When you first meet a new colleague online, there are ten things you should do. Do them well and you’ll make a positive online impression.
Meeting new employees and customers online might seem unpleasant and impersonal compared to the analog form we were all used to before March 2020. However, since e-meetings are the most common (and for some of us, the only) kind of meeting these days, generating a digitally solid first online impression is crucial.
Therefore, there are several things you should do before meeting with them to assist you in making a solid first online impression when they do preliminary research on you (e.g., Google and LinkedIn). Then there are certain things you should do at that initial screen-to-screen encounter to lay the groundwork for a successful connection.
Because of confirmation bias, they’ll put you on a pedestal if those two encounters leave a good image. In this sense, confirmation bias implies that a few consistent favorable encounters with you will set the course for a positive upward trajectory. Here are some top ideas for leveraging the power of video which, next to being there in person, is the richest form of communication. You can utilize it to keep that trajectory heading upward.
If they offer to conduct a phone interview, decline and request a video instead. Make all of social media your oyster. It’s the closest thing to the face-to-face conversations we used to have, and video enables you to give a whole message. Now that you’ve become used to utilizing video, make the initial encounter as enjoyable as possible.
1. Arrive on time.
As soon as your online meeting begins, be ready to go.
Showing up late or stressed screams, “This isn’t important to me.”
2. Call them by their first name, multiple times if you can.
If you’re meeting with them through Zoom, their name will be visible on the screen. It’s the digital version of the Hello My Name Is sticker that you’ll see at many networking events.
Take down the name in your mind. Therefore, take a screenshot if you’re meeting numerous individuals at once, and you’ll have the photos and names of everyone in the meeting.
3. Make direct online eye contact.
That means focusing on the camera rather than the images on your screen.
This is the most significant blunder people make time and time again.
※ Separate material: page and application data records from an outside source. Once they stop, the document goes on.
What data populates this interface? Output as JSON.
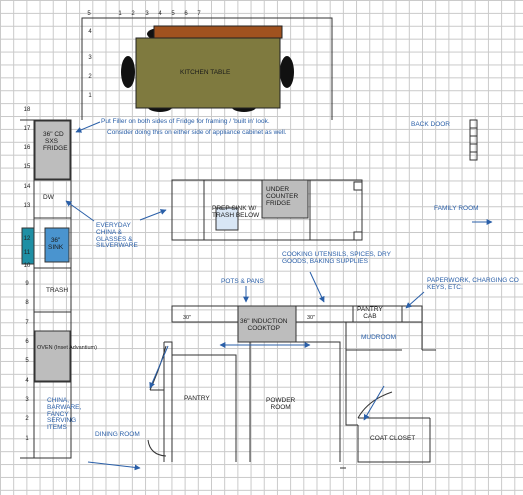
{
  "top_ruler": [
    "5",
    "1",
    "2",
    "3",
    "4",
    "5",
    "6",
    "7"
  ],
  "left_ruler_top": [
    "4",
    "3",
    "2",
    "1"
  ],
  "left_ruler_wall": [
    "18",
    "17",
    "16",
    "15",
    "14",
    "13",
    "12",
    "11",
    "10",
    "9",
    "8",
    "7",
    "6",
    "5",
    "4",
    "3",
    "2",
    "1"
  ],
  "labels": {
    "kitchen_table": "KITCHEN TABLE",
    "filler_note_1": "Put Filler on both sides of Fridge for framing / 'built in' look.",
    "filler_note_2": "Consider doing this on either side of appliance cabinet as well.",
    "fridge": [
      "36\" CD",
      "SXS",
      "FRIDGE"
    ],
    "back_door": "BACK DOOR",
    "dw": "DW",
    "sink": [
      "36\"",
      "SINK"
    ],
    "everyday": [
      "EVERYDAY",
      "CHINA &",
      "GLASSES &",
      "SILVERWARE"
    ],
    "prep_sink": [
      "PREP SINK W/",
      "TRASH BELOW"
    ],
    "under_fridge": [
      "UNDER",
      "COUNTER",
      "FRIDGE"
    ],
    "family_room": "FAMILY ROOM",
    "cooking_utensils": [
      "COOKING UTENSILS, SPICES, DRY",
      "GOODS, BAKING SUPPLIES"
    ],
    "pots_pans": "POTS & PANS",
    "paperwork": [
      "PAPERWORK, CHARGING CO",
      "KEYS, ETC."
    ],
    "trash": "TRASH",
    "width_30_left": "30\"",
    "width_30_right": "30\"",
    "cooktop": [
      "36\" INDUCTION",
      "COOKTOP"
    ],
    "pantry_cab": [
      "PANTRY",
      "CAB"
    ],
    "mudroom": "MUDROOM",
    "oven": "OVEN (Inset Advantium)",
    "china": [
      "CHINA,",
      "BARWARE,",
      "FANCY",
      "SERVING",
      "ITEMS"
    ],
    "pantry": "PANTRY",
    "powder_room": [
      "POWDER",
      "ROOM"
    ],
    "dining_room": "DINING ROOM",
    "coat_closet": "COAT CLOSET"
  },
  "colors": {
    "table_top": "#7f7a3f",
    "table_edge": "#a0521f",
    "chair": "#111111",
    "appliance_gray": "#bdbdbd",
    "sink_blue": "#4a94cf",
    "sink_teal": "#1f8fa4",
    "wall": "#333333",
    "annotation_blue": "#2a5fa8"
  }
}
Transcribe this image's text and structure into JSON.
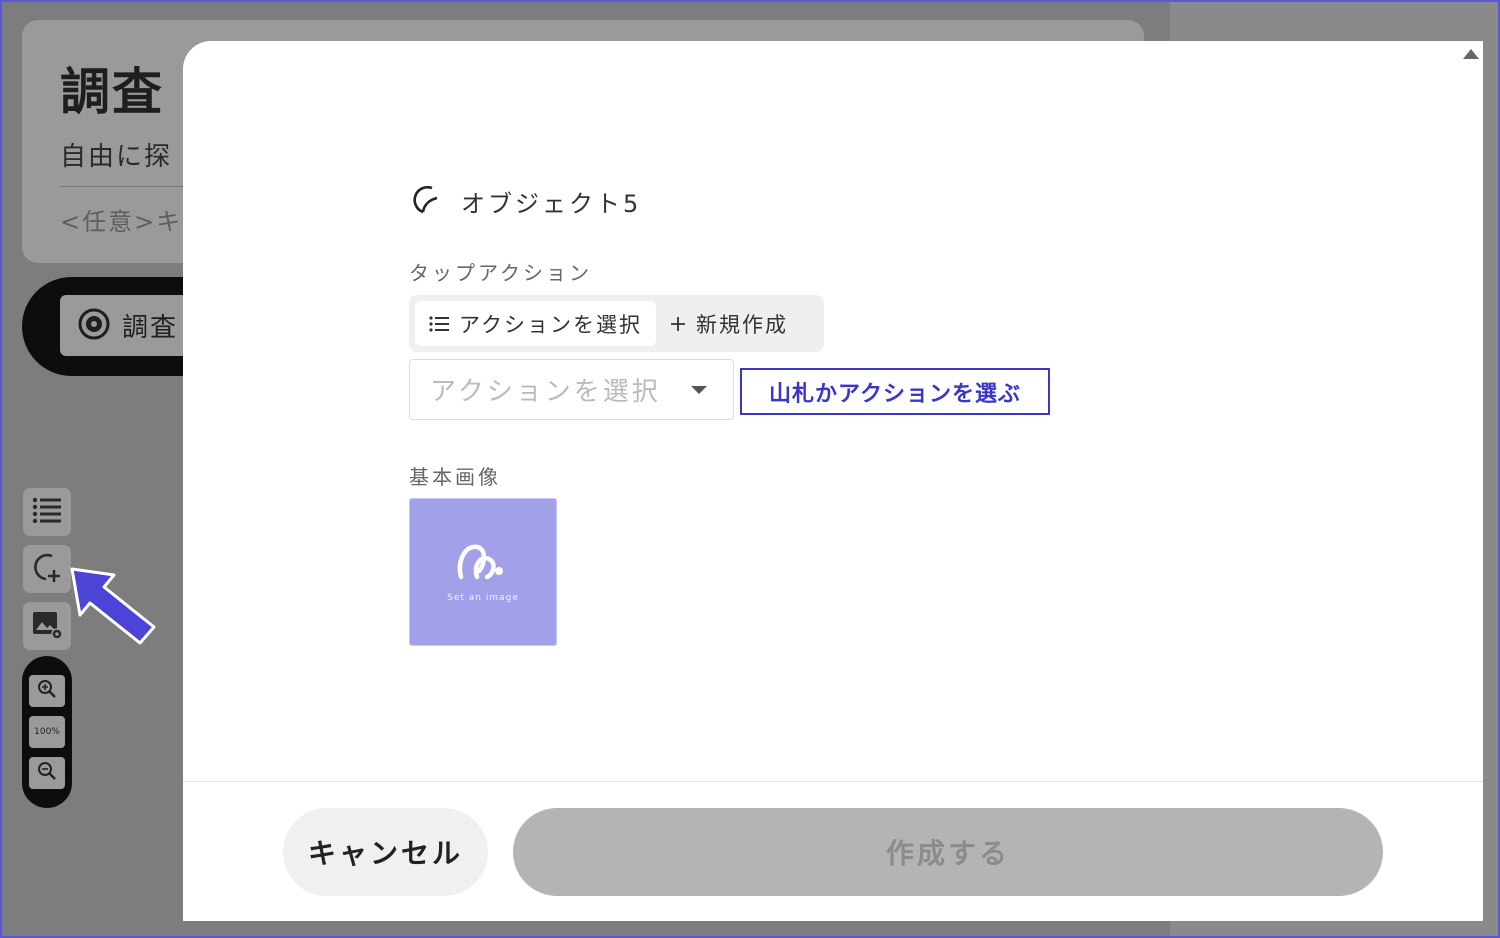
{
  "background": {
    "page_title": "調査",
    "subtitle": "自由に探",
    "hint": "<任意>キ",
    "chip_label": "調査",
    "zoom_label": "100%"
  },
  "modal": {
    "object_name": "オブジェクト5",
    "tap_action_label": "タップアクション",
    "segments": {
      "select_action": "アクションを選択",
      "create_new": "新規作成"
    },
    "action_select": {
      "placeholder": "アクションを選択"
    },
    "annotation": "山札かアクションを選ぶ",
    "base_image_label": "基本画像",
    "image_placeholder_caption": "Set an image",
    "cancel_button": "キャンセル",
    "create_button": "作成する"
  },
  "colors": {
    "annotation": "#3b36c9",
    "thumbnail": "#a3a0ea",
    "arrow": "#4b44d6"
  }
}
Although it may seem strange at first, it will significantly influence how you connect with people and demonstrate that you have mastered online relationships.
If chatting to a green light on your laptop seems strange, tape a photo of a person directly in front of the camera…but be careful not to obstruct the lens!
4. Interrogate…and listen.
Therefore, prepare a few questions that will demonstrate your curiosity and creativity.
“What are you enthused about right now?” is an excellent question to ask, much better “How is the weather in Chicago today?” Therefore, inquire with them about anything you discovered through your web study on them. “So, I see you started your career with American Express. How did you find it?” This demonstrates that you are interested in the subject and have completed your homework.
It’s more vital to be curious than it is to be fascinating. Remember to ask the most critical question: “How may I assist you?”
5. Make use of online technology to improve the experience.
Use your LinkedIn profile’s QR code so that people can quickly connect with you by just holding their phone up to the screen.
Warmly.ai for Zoom allows you to create a backdrop signature with information about yourself that you wish to share.
6. Acknowledge their existence.
Everyone has achievements. Therefore, every individual you meet has something spectacular, something you respect and admire.
Determine the point you wish to emphasize based on your study.
7. Take down some notes.
While you won’t recall everything you learn about someone, make a mental note of the most relevant details.
However, don’t take too many notes since it will seem like you are uninterested if you are typing instead of paying attention.
I have a People note on Evernote where I scribble down a few keywords about each new person I meet.
8. Establish a link.
Determine who in your network you may introduce this new colleague to.
Consider who in your network might be a good match for them. Making relationships among network members is one of the most practical networking tasks you can undertake.
9. Decide when you’ll connect again online.
Don’t leave a meeting or activity without a strategy for the next one.
Determine when and how you will reconnect. Relationships are formed via a series of exchanges.
10. Take your time exiting the Zoom room.
Don’t be the first to press the “leave the meeting” button. You don’t want to seem like you’re in a hurry to move on to anything else.
You can make e-meetings positive, powerful, and practical with a bit of effort. Attention to details will help you make a stellar online impression.